The owner of Lot 2 claimed a right to access his lot over the adjacent Lot 1. The owner of Lot 1 sued to quiet title. The owner of Lot 2 counterclaimed, asserting various express or implied easements and in the alternative a private condemnation. The superior court found no express or implied easement but allowed Lot 2 to privately condemn a route over Lot 1. The owner of Lot 1 appealed and the owner of Lot 2 cross-appealed. The Court of Appeals affirmed and remanded for further proceedings on the private condemnation.
Among other things, Lot 2 claimed the benefit of an express easement, created in 2000. The Court of Appeals rejected this argument, holding that the express easement had been terminated during subsequent periods of common ownership and not revived by subsequent severances.
Lot 2 also claimed an implied way of necessity. The Court of Appeals rejected this argument because it concluded that Lot 2 had no legal access, and did not show a lack of reasonable access, at the time of the relevant severance. Along the way, the Court held that the appropriate way to analyze unity of ownership when two owners are technically different is whether there is effectively unified control over the land.
Finally, the Court held that Lot 2 could privately condemn a route through Lot 1 under A.R.S. § 12-1202(A). The Court held that although there was a previous route that might have been adequate at the time, it was no longer a reasonable alternative. Lot 2 was also not required to seek alternative routes for which it did not have legal access.

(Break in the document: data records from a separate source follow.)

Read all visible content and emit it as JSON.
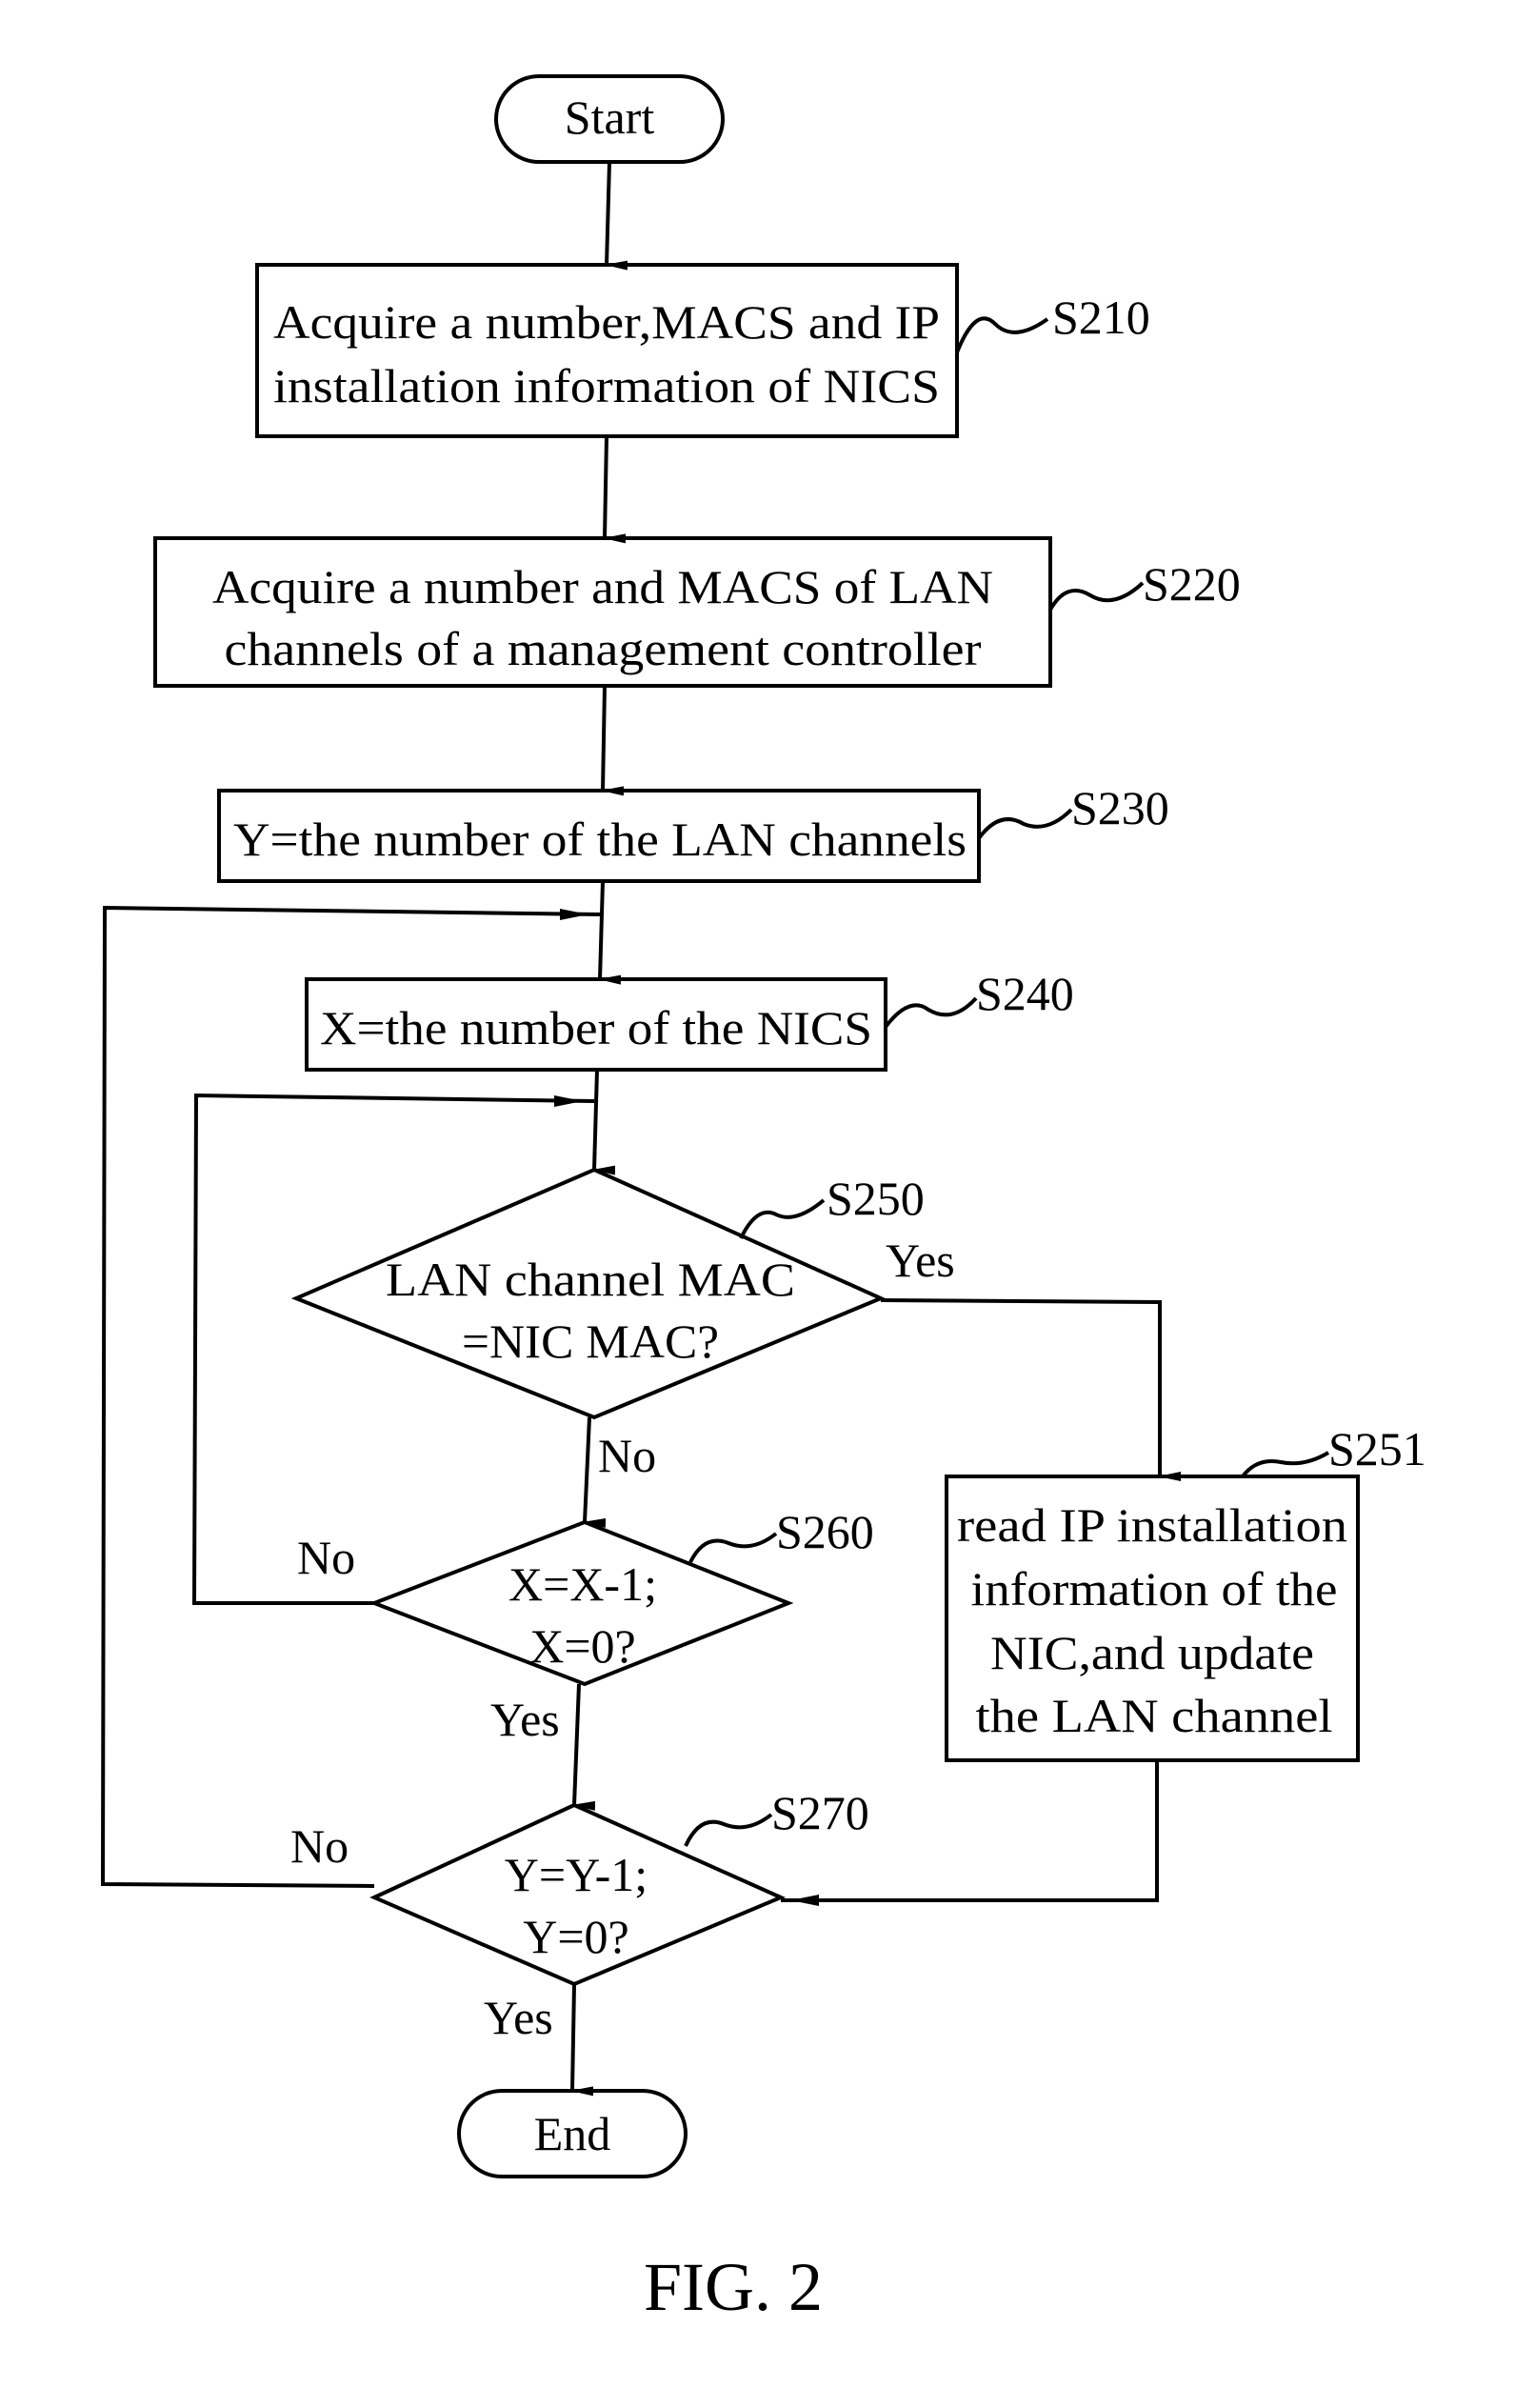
{
  "figure": {
    "caption": "FIG. 2",
    "start": "Start",
    "end": "End",
    "steps": {
      "s210": {
        "id": "S210",
        "lines": [
          "Acquire a number,MACS and IP",
          "installation information of NICS"
        ]
      },
      "s220": {
        "id": "S220",
        "lines": [
          "Acquire a number and MACS of LAN",
          "channels of a management controller"
        ]
      },
      "s230": {
        "id": "S230",
        "lines": [
          "Y=the number of the LAN channels"
        ]
      },
      "s240": {
        "id": "S240",
        "lines": [
          "X=the number of the NICS"
        ]
      },
      "s250": {
        "id": "S250",
        "lines": [
          "LAN channel MAC",
          "=NIC MAC?"
        ]
      },
      "s251": {
        "id": "S251",
        "lines": [
          "read IP installation",
          "information of the",
          "NIC,and update",
          "the LAN channel"
        ]
      },
      "s260": {
        "id": "S260",
        "lines": [
          "X=X-1;",
          "X=0?"
        ]
      },
      "s270": {
        "id": "S270",
        "lines": [
          "Y=Y-1;",
          "Y=0?"
        ]
      }
    },
    "edge_labels": {
      "s250_yes": "Yes",
      "s250_no": "No",
      "s260_no": "No",
      "s260_yes": "Yes",
      "s270_no": "No",
      "s270_yes": "Yes"
    }
  }
}
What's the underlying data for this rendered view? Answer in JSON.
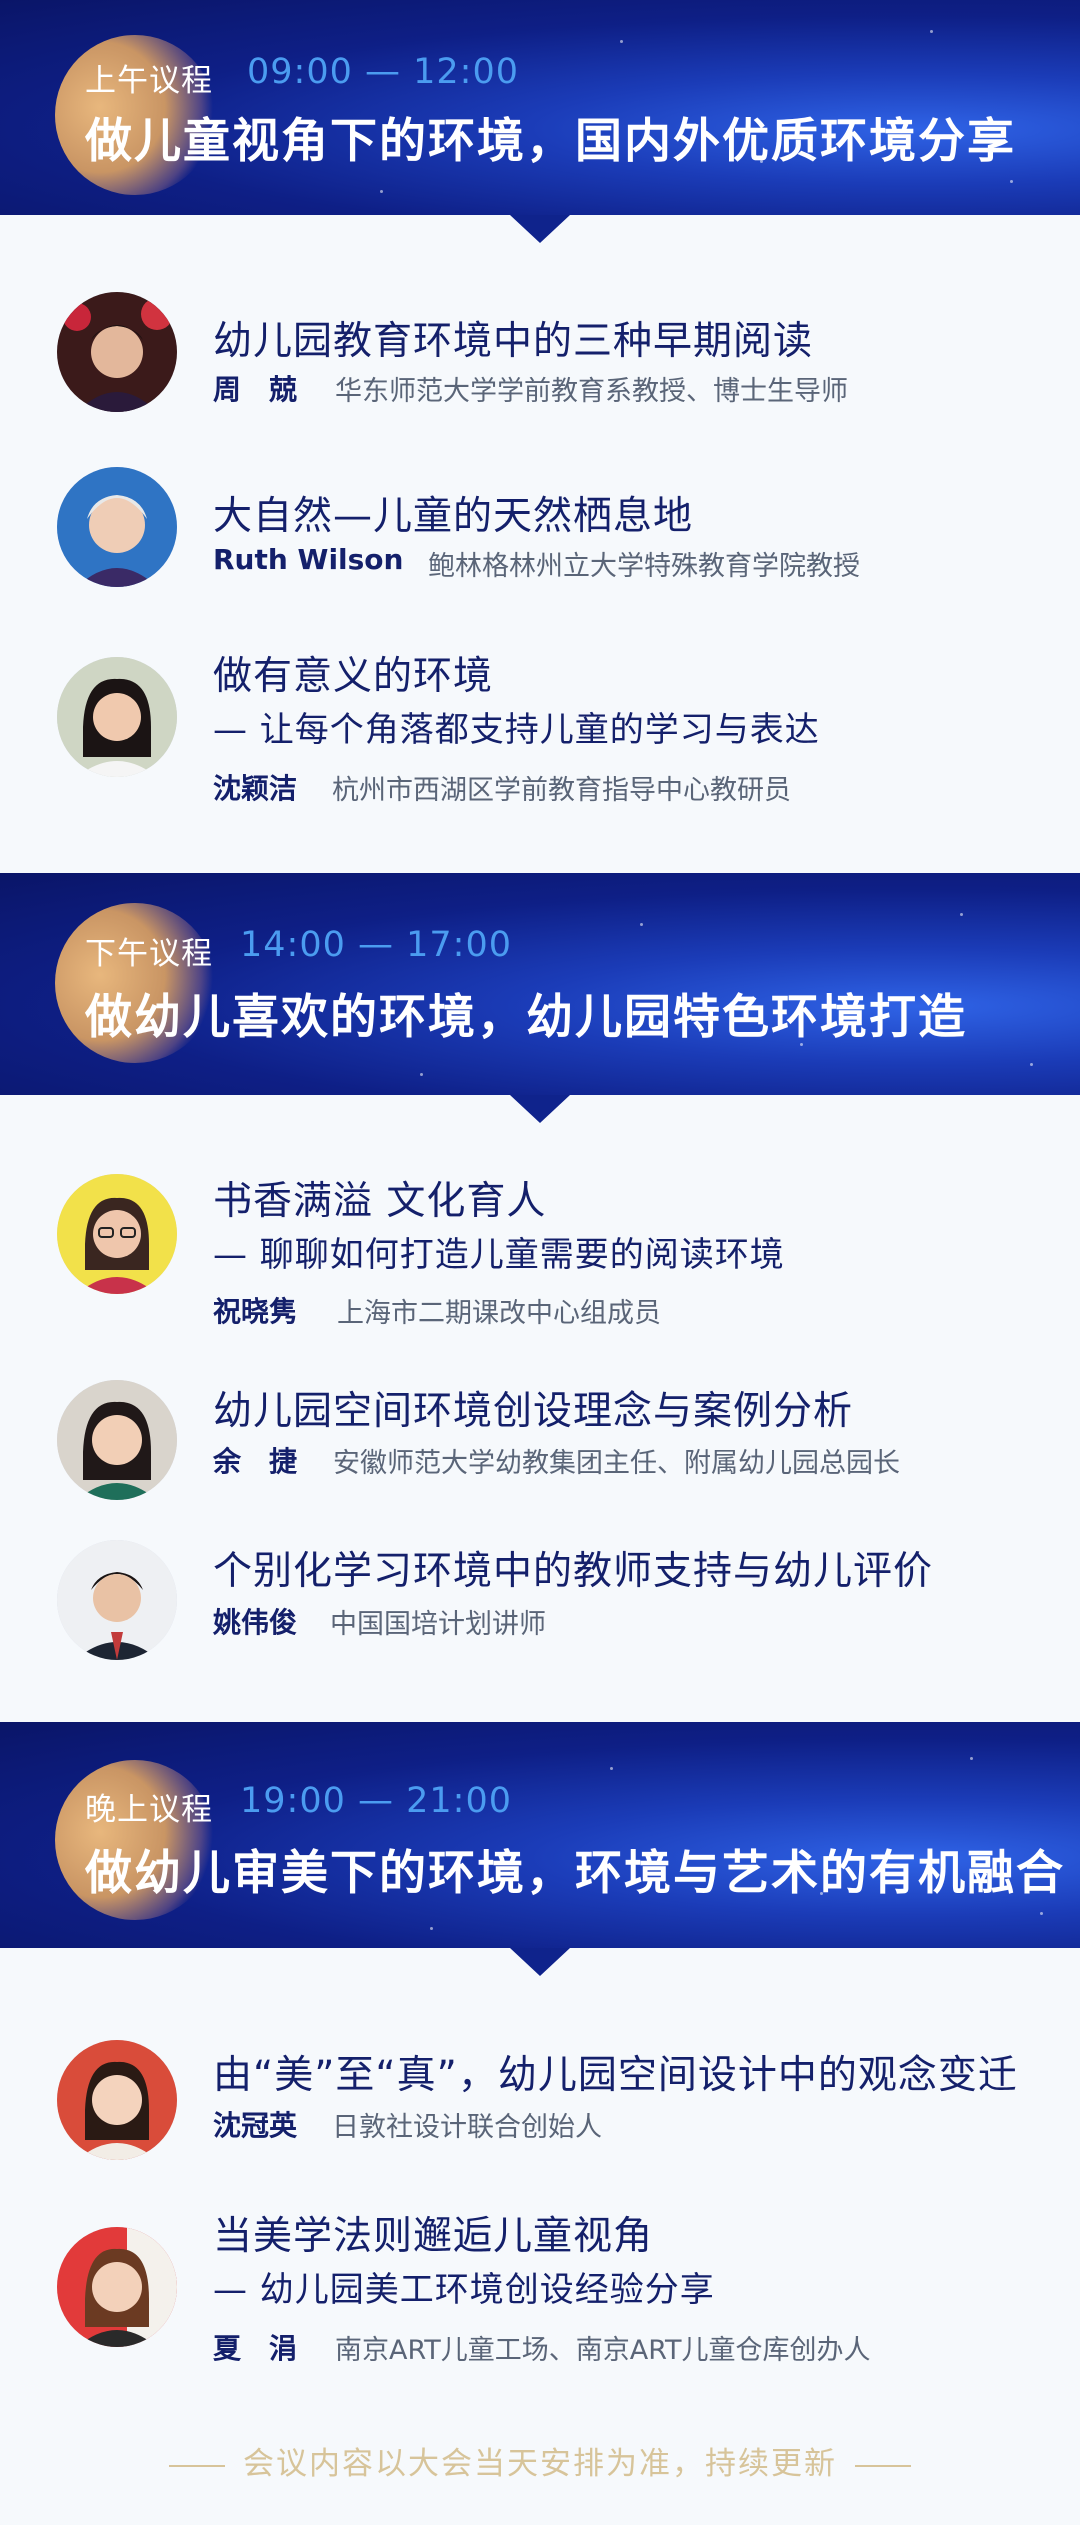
{
  "sections": [
    {
      "label": "上午议程",
      "time": "09:00 — 12:00",
      "title": "做儿童视角下的环境，国内外优质环境分享",
      "talks": [
        {
          "title": "幼儿园教育环境中的三种早期阅读",
          "subtitle": "",
          "name": "周　兢",
          "affiliation": "华东师范大学学前教育系教授、博士生导师"
        },
        {
          "title": "大自然—儿童的天然栖息地",
          "subtitle": "",
          "name": "Ruth  Wilson",
          "affiliation": "鲍林格林州立大学特殊教育学院教授"
        },
        {
          "title": "做有意义的环境",
          "subtitle": "— 让每个角落都支持儿童的学习与表达",
          "name": "沈颖洁",
          "affiliation": "杭州市西湖区学前教育指导中心教研员"
        }
      ]
    },
    {
      "label": "下午议程",
      "time": "14:00 — 17:00",
      "title": "做幼儿喜欢的环境，幼儿园特色环境打造",
      "talks": [
        {
          "title": "书香满溢  文化育人",
          "subtitle": "— 聊聊如何打造儿童需要的阅读环境",
          "name": "祝晓隽",
          "affiliation": "上海市二期课改中心组成员"
        },
        {
          "title": "幼儿园空间环境创设理念与案例分析",
          "subtitle": "",
          "name": "余　捷",
          "affiliation": "安徽师范大学幼教集团主任、附属幼儿园总园长"
        },
        {
          "title": "个别化学习环境中的教师支持与幼儿评价",
          "subtitle": "",
          "name": "姚伟俊",
          "affiliation": "中国国培计划讲师"
        }
      ]
    },
    {
      "label": "晚上议程",
      "time": "19:00 — 21:00",
      "title": "做幼儿审美下的环境，环境与艺术的有机融合",
      "talks": [
        {
          "title": "由“美”至“真”，幼儿园空间设计中的观念变迁",
          "subtitle": "",
          "name": "沈冠英",
          "affiliation": "日敦社设计联合创始人"
        },
        {
          "title": "当美学法则邂逅儿童视角",
          "subtitle": "— 幼儿园美工环境创设经验分享",
          "name": "夏　涓",
          "affiliation": "南京ART儿童工场、南京ART儿童仓库创办人"
        }
      ]
    }
  ],
  "footer": "会议内容以大会当天安排为准，持续更新",
  "colors": {
    "header_dark": "#0a1568",
    "header_light": "#2f63e6",
    "time": "#4b9cf0",
    "text": "#14206b",
    "footer": "#d7c49a"
  }
}
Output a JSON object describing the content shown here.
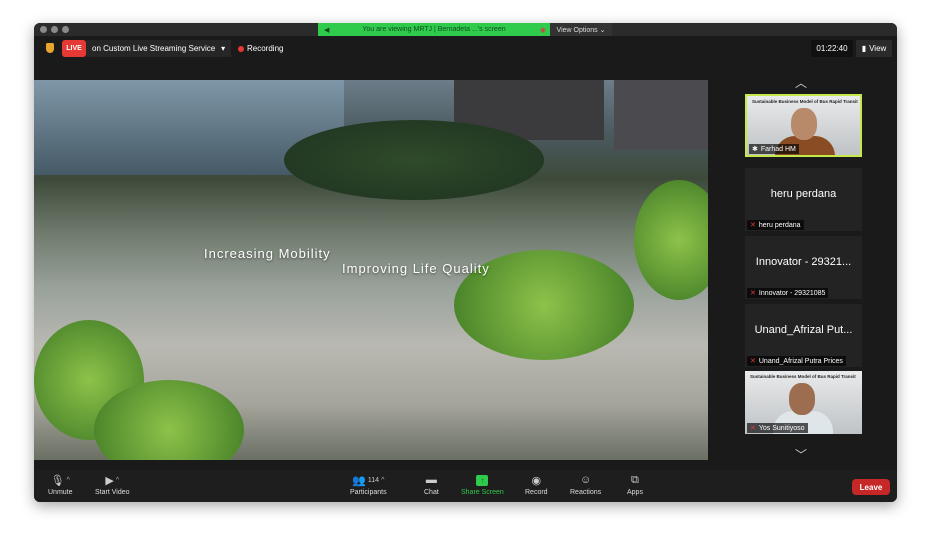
{
  "banner": {
    "text": "You are viewing MRTJ | Bernadeta ...'s screen",
    "view_options": "View Options ⌄"
  },
  "topbar": {
    "live": "LIVE",
    "stream": "on Custom Live Streaming Service",
    "recording": "Recording",
    "timer": "01:22:40",
    "view": "View"
  },
  "slide": {
    "line1": "Increasing Mobility",
    "line2": "Improving Life Quality"
  },
  "participants": [
    {
      "name": "Farhad HM",
      "slide_title": "Sustainable Business Model of Bus Rapid Transit",
      "video": true,
      "active": true
    },
    {
      "name": "heru perdana",
      "display": "heru perdana",
      "muted": true
    },
    {
      "name": "Innovator - 29321085",
      "display": "Innovator - 29321...",
      "muted": true
    },
    {
      "name": "Unand_Afrizal Putra Prices",
      "display": "Unand_Afrizal Put...",
      "muted": true
    },
    {
      "name": "Yos Sunitiyoso",
      "slide_title": "Sustainable Business Model of Bus Rapid Transit",
      "video": true
    }
  ],
  "toolbar": {
    "unmute": "Unmute",
    "start_video": "Start Video",
    "participants": "Participants",
    "participant_count": "114",
    "chat": "Chat",
    "share_screen": "Share Screen",
    "record": "Record",
    "reactions": "Reactions",
    "apps": "Apps",
    "leave": "Leave"
  }
}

The Court of Appeals therefore remanded for a private condemnation, directing that the superior court was to determine the route if the parties disagreed, that the judgment must contain the route and the amount of compensation for that route, and that Lot 2 will have rights to the route only after compensating Lot 1.
Judge McMurdie authored the opinion of the Court, in which Judges Campbell and Cattani joined.
Posted by: Josh Bendor